For the person responsible for business continuity (BC), getting board-level commitment can be the biggest obstacle to creating a process to manage an ongoing program of business continuity activities.
Even once the initial set of plans are implemented, there can be a lack of understanding about the need to develop business continuity management (BCM) as an ongoing process across all levels of an organization. Involving all users in regular testing can help, but how easy is it to spread the business continuity message and create a culture that ensures that everyone is aware and singing from the same song sheet?
The importance of partnership
BC managers must be aware of their company's strategic development policy and by definition, this requires board-level sponsorship and commitment to future requirements - business continuity cannot be addressed in isolation.
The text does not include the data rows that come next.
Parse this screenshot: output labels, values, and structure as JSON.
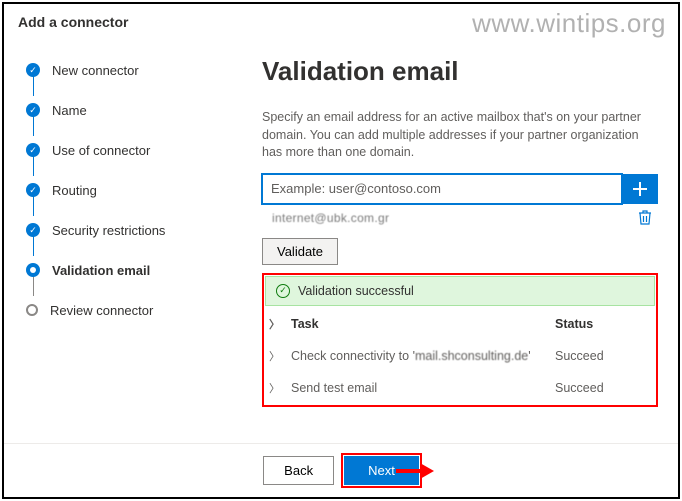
{
  "watermark": "www.wintips.org",
  "header": "Add a connector",
  "steps": [
    {
      "label": "New connector",
      "state": "done"
    },
    {
      "label": "Name",
      "state": "done"
    },
    {
      "label": "Use of connector",
      "state": "done"
    },
    {
      "label": "Routing",
      "state": "done"
    },
    {
      "label": "Security restrictions",
      "state": "done"
    },
    {
      "label": "Validation email",
      "state": "current"
    },
    {
      "label": "Review connector",
      "state": "pending"
    }
  ],
  "main": {
    "title": "Validation email",
    "description": "Specify an email address for an active mailbox that's on your partner domain. You can add multiple addresses if your partner organization has more than one domain.",
    "placeholder": "Example: user@contoso.com",
    "added_email": "internet@ubk.com.gr",
    "validate_label": "Validate",
    "success_message": "Validation successful",
    "table": {
      "task_header": "Task",
      "status_header": "Status",
      "rows": [
        {
          "task": "Check connectivity to 'mail.shconsulting.de'",
          "status": "Succeed"
        },
        {
          "task": "Send test email",
          "status": "Succeed"
        }
      ]
    }
  },
  "footer": {
    "back": "Back",
    "next": "Next"
  }
}
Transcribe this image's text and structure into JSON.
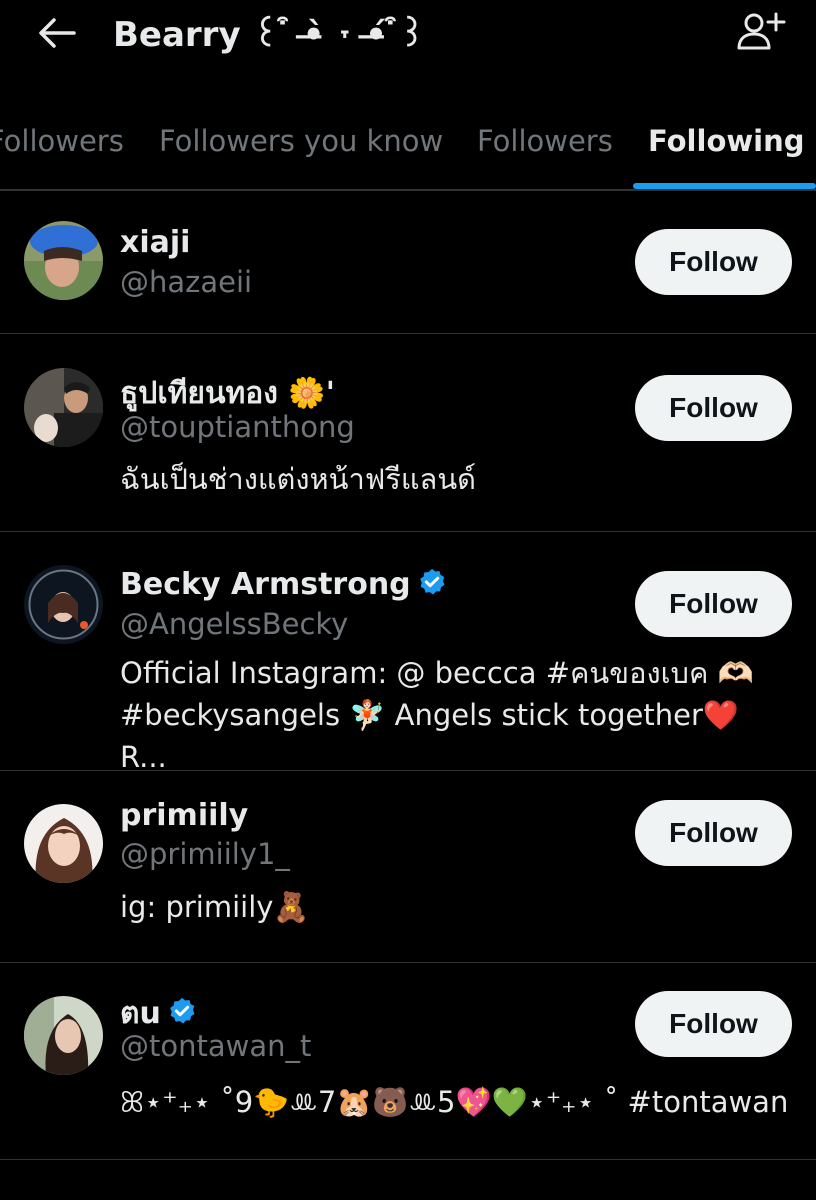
{
  "header": {
    "title": "Bearry ꒰ ͒ •̶̀ ˕ •̶́ ͒꒱",
    "back_icon": "arrow-left-icon",
    "add_user_icon": "person-add-icon"
  },
  "tabs": [
    {
      "label": "Followers",
      "active": false
    },
    {
      "label": "Followers you know",
      "active": false
    },
    {
      "label": "Followers",
      "active": false
    },
    {
      "label": "Following",
      "active": true
    }
  ],
  "accent_color": "#1d9bf0",
  "verified_color": "#1d9bf0",
  "users": [
    {
      "name": "xiaji",
      "handle": "@hazaeii",
      "bio": "",
      "verified": false,
      "follow_label": "Follow"
    },
    {
      "name": "ธูปเทียนทอง 🌼'",
      "handle": "@touptianthong",
      "bio": "ฉันเป็นช่างแต่งหน้าฟรีแลนด์",
      "verified": false,
      "follow_label": "Follow"
    },
    {
      "name": "Becky Armstrong",
      "handle": "@AngelssBecky",
      "bio": "Official Instagram: @ beccca #คนของเบค 🫶🏻 #beckysangels 🧚🏻 Angels stick together❤️ R...",
      "verified": true,
      "follow_label": "Follow"
    },
    {
      "name": "primiily",
      "handle": "@primiily1_",
      "bio": "ig: primiily🧸",
      "verified": false,
      "follow_label": "Follow"
    },
    {
      "name": "ตu",
      "handle": "@tontawan_t",
      "bio": "ꕤ⋆⁺₊⋆ ˚9🐤ꔛ7🐹🐻ꔛ5💖💚⋆⁺₊⋆ ˚ #tontawan",
      "verified": true,
      "follow_label": "Follow"
    }
  ]
}
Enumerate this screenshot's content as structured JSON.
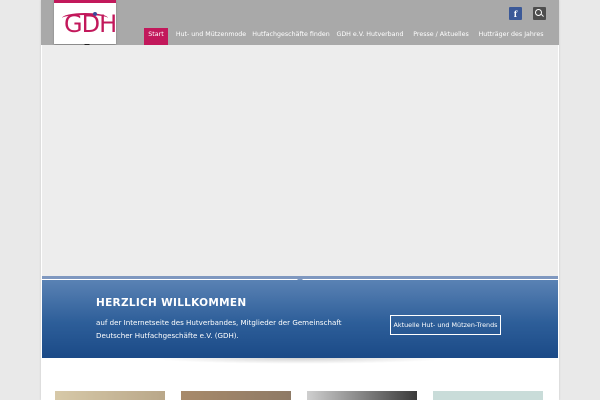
{
  "logo": {
    "text": "GDH"
  },
  "nav": {
    "items": [
      {
        "label": "Start",
        "active": true
      },
      {
        "label": "Hut- und Mützenmode",
        "active": false
      },
      {
        "label": "Hutfachgeschäfte finden",
        "active": false
      },
      {
        "label": "GDH e.V. Hutverband",
        "active": false
      },
      {
        "label": "Presse / Aktuelles",
        "active": false
      },
      {
        "label": "Hutträger des Jahres",
        "active": false
      }
    ]
  },
  "header": {
    "facebook_icon": "facebook-icon",
    "search_icon": "search-icon",
    "facebook_glyph": "f"
  },
  "welcome": {
    "title": "HERZLICH WILLKOMMEN",
    "line1": "auf der Internetseite des Hutverbandes, Mitglieder der Gemeinschaft",
    "line2": "Deutscher Hutfachgeschäfte e.V. (GDH).",
    "button_label": "Aktuelle Hut- und Mützen-Trends"
  },
  "colors": {
    "accent": "#c2185b",
    "topbar": "#a9a9a9",
    "welcome_blue": "#2d5e99",
    "facebook": "#3b5998"
  }
}
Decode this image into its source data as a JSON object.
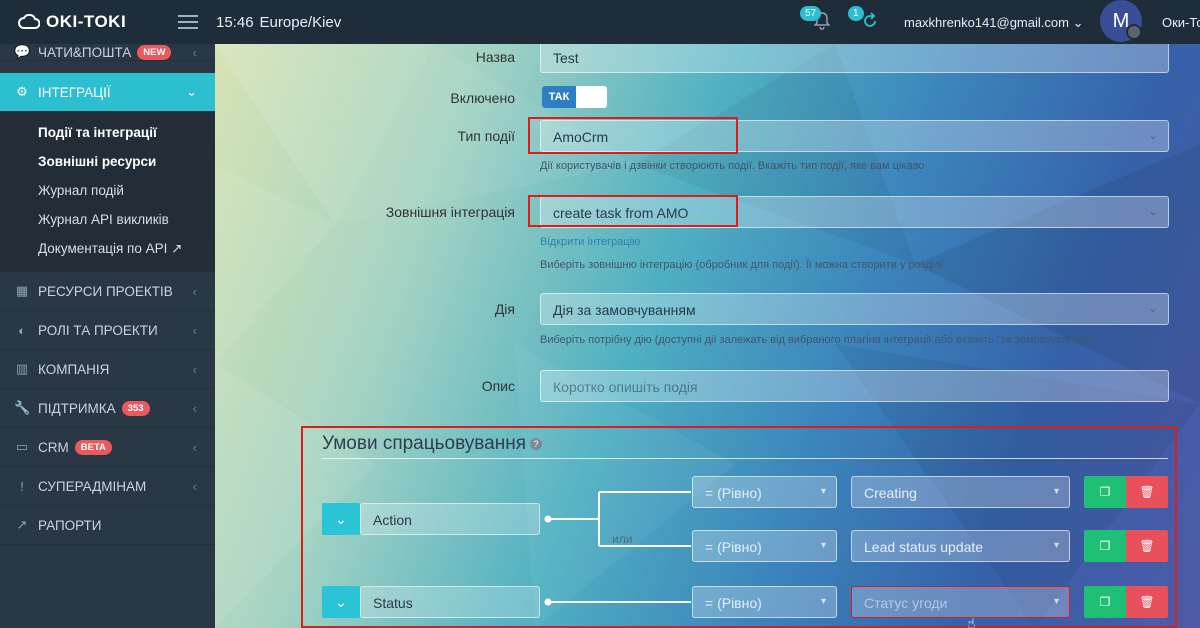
{
  "topbar": {
    "logo_text": "OKI-TOKI",
    "time": "15:46",
    "timezone": "Europe/Kiev",
    "notifications_count": "57",
    "tasks_count": "1",
    "user_email": "maxkhrenko141@gmail.com",
    "avatar_letter": "M",
    "org_name": "Оки-То"
  },
  "sidebar": {
    "items": [
      {
        "label": "ЧАТИ&ПОШТА",
        "icon": "chat-icon",
        "badge": "NEW"
      },
      {
        "label": "ІНТЕГРАЦІЇ",
        "icon": "cogs-icon",
        "active": true
      },
      {
        "label": "РЕСУРСИ ПРОЕКТІВ",
        "icon": "grid-icon"
      },
      {
        "label": "РОЛІ ТА ПРОЕКТИ",
        "icon": "toggle-icon"
      },
      {
        "label": "КОМПАНІЯ",
        "icon": "bar-chart-icon"
      },
      {
        "label": "ПІДТРИМКА",
        "icon": "wrench-icon",
        "badge": "353"
      },
      {
        "label": "CRM",
        "icon": "card-icon",
        "badge": "BETA"
      },
      {
        "label": "СУПЕРАДМІНАМ",
        "icon": "exclamation-icon"
      },
      {
        "label": "РАПОРТИ",
        "icon": "line-chart-icon"
      }
    ],
    "sub_items": [
      {
        "label": "Події та інтеграції",
        "bold": true
      },
      {
        "label": "Зовнішні ресурси",
        "bold": true
      },
      {
        "label": "Журнал подій"
      },
      {
        "label": "Журнал API викликів"
      },
      {
        "label": "Документація по API"
      }
    ]
  },
  "form": {
    "name_label": "Назва",
    "name_value": "Test",
    "enabled_label": "Включено",
    "enabled_value": "ТАК",
    "event_type_label": "Тип події",
    "event_type_value": "AmoCrm",
    "event_type_hint": "Дії користувачів і дзвінки створюють події. Вкажіть тип події, яке вам цікаво",
    "integration_label": "Зовнішня інтеграція",
    "integration_value": "create task from AMO",
    "integration_link": "Відкрити інтеграцію",
    "integration_hint": "Виберіть зовнішню інтеграцію (обробник для події). Її можна створити у розділі",
    "action_label": "Дія",
    "action_value": "Дія за замовчуванням",
    "action_hint": "Виберіть потрібну дію (доступні дії залежать від вибраного плагіна інтеграції або вкажіть \"за замовчуванням\"",
    "description_label": "Опис",
    "description_placeholder": "Коротко опишіть подія"
  },
  "conditions": {
    "title": "Умови спрацьовування",
    "or_label": "или",
    "rows": [
      {
        "field": "Action",
        "operator": "= (Рівно)",
        "value": "Creating"
      },
      {
        "operator": "= (Рівно)",
        "value": "Lead status update"
      },
      {
        "field": "Status",
        "operator": "= (Рівно)",
        "value": "Статус угоди"
      }
    ]
  },
  "colors": {
    "accent": "#2bbfcf",
    "highlight_box": "#e11a1a",
    "copy_button": "#1fbf75",
    "delete_button": "#e8505b"
  }
}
When first creating a business continuity plan, managers must be aware of the planned strategic changes expected within a company. It is inadvisable to choose a backup solution, for example, with inadequate capacity for future growth, when a board member may know more about the probable future.
Apart from working with the board in the planning stages, working with external partners, for instance, in a strategic partnership with your BC provider, can assist the manager responsible in obtaining boardroom buy-in to business continuity management and hence company-wide cooperation.
BC suppliers and consultants bring their own contributions to the arrangement, which include experience, proven methodologies, a deeper knowledge of the industry and its direction, knowledge of comparative companies and a skilled pool of resources. All of these resources can help the board realize the value and probable ROI of a business continuity program.
The in-depth knowledge of an organization from its boardroom members down through the functional layers, coupled with the business continuity expertise of the supplier will strengthen the likely success of BCM.
Many organizations fall down because their planning does not go beyond the recovery of their IT systems; this is often the case when the IT function is outsourced and no one then picks up the mantle of business recovery. The manager needs to take a holistic view, because in my opinion effective BCM covers a multitude of other issues. These issues include mission-critical processes, business function recovery priorities, people recovery issues, alternative premises, crisis management and the appropriate framework - not only for major incident response but for ensuring a culture of continuity within the business.
An important fact also frequently forgotten is that the program should be accountable and measurable, and working in partnership with the board and the supplier will help the manager create a system which is acceptable to the company and realistic in its requirements.
Business continuity management is, fairly obviously, an ongoing program of managing the business continuity, which overcomes the common mistake that business continuity is a project with a designated start and finish. In reality, it is an ongoing, dynamic and flexible program - by working together, clients and partners can reinforce this by putting a culture in place which positions continuity at the heart of the business from the board of directors down.
I believe that BCM embraces five key stages:
- understanding the business
- continuity strategies
- response development
- establishment of the continuity culture and strategy
- audit, maintenance and testing
All parties - the board members, the manager and the provider - should be involved at some level in these five stages in order to create an all-encompassing BCM plan.
What is the solution?
Continuity managers should seriously consider working with an experienced partner, in order to run an ongoing management program. Organizations and their partners should develop proven management tools and processes that co-ordinate how a company protects critical data, resources and assets based on the organization's basic requirements and potential risks. Such a program will develop as the business strategy and technology within the organization changes over time, and form the basis of the BCM culture.
At SunGard Availability Services, we call this process of establishing a BCM culture into a company, continuity program management (CPM). Its purpose is to establish the process that leads to education and awareness of the company's BC approach, before laying the foundation to ensure business continuity plans remain consistent throughout the organization and that their place in the overall strategy is understood at all levels. It is apparent in many large companies with numerous sites, different departments, disciplines and multi-platform systems, that the left hand often does not know what the right hand is doing! Indeed, a recent survey by the Securities Industry Associations (SIA) showed that although most of the 62 firms surveyed reported having formal or informal awareness programs in place, 16 percent had no program at all and less than 30 percent actually had in-house training programs for BCM.
Gaining boardroom buy-in - the bottom line
A solid BC partnership and innovations such as CPM will overcome many of the pitfalls associated with implementing BCM and BC culture into an organization. It can be used as a mechanism for continuity managers in large companies to ensure a level playing field; everyone has the same understanding, knows where their responsibilities lie and ownership for the success of the BCM process becomes part of business as usual. If this is the case the 'plan' is likely to be much more effective should it need to be invoked and is considerably more than just the BC or IT manager can achieve battling it out alone.
The real benefits of CPM are that the continuance of the business is under control, managed and understood at every level from the boardroom down, as everything and everyone has a place and, more importantly, knows what this is. I believe this is what corporate governance is really about. With a BCM plan in place, the managing director can breathe easily, knowing that his or her company will be complying with regulatory bodies, auditors and other interested parties who need to know how a company is managing the risks to its assets on behalf of customers and clients.
Richard Jones is managing consultant south, SunGard Planning Solutions, SunGard Availability Services (www.sungard.com).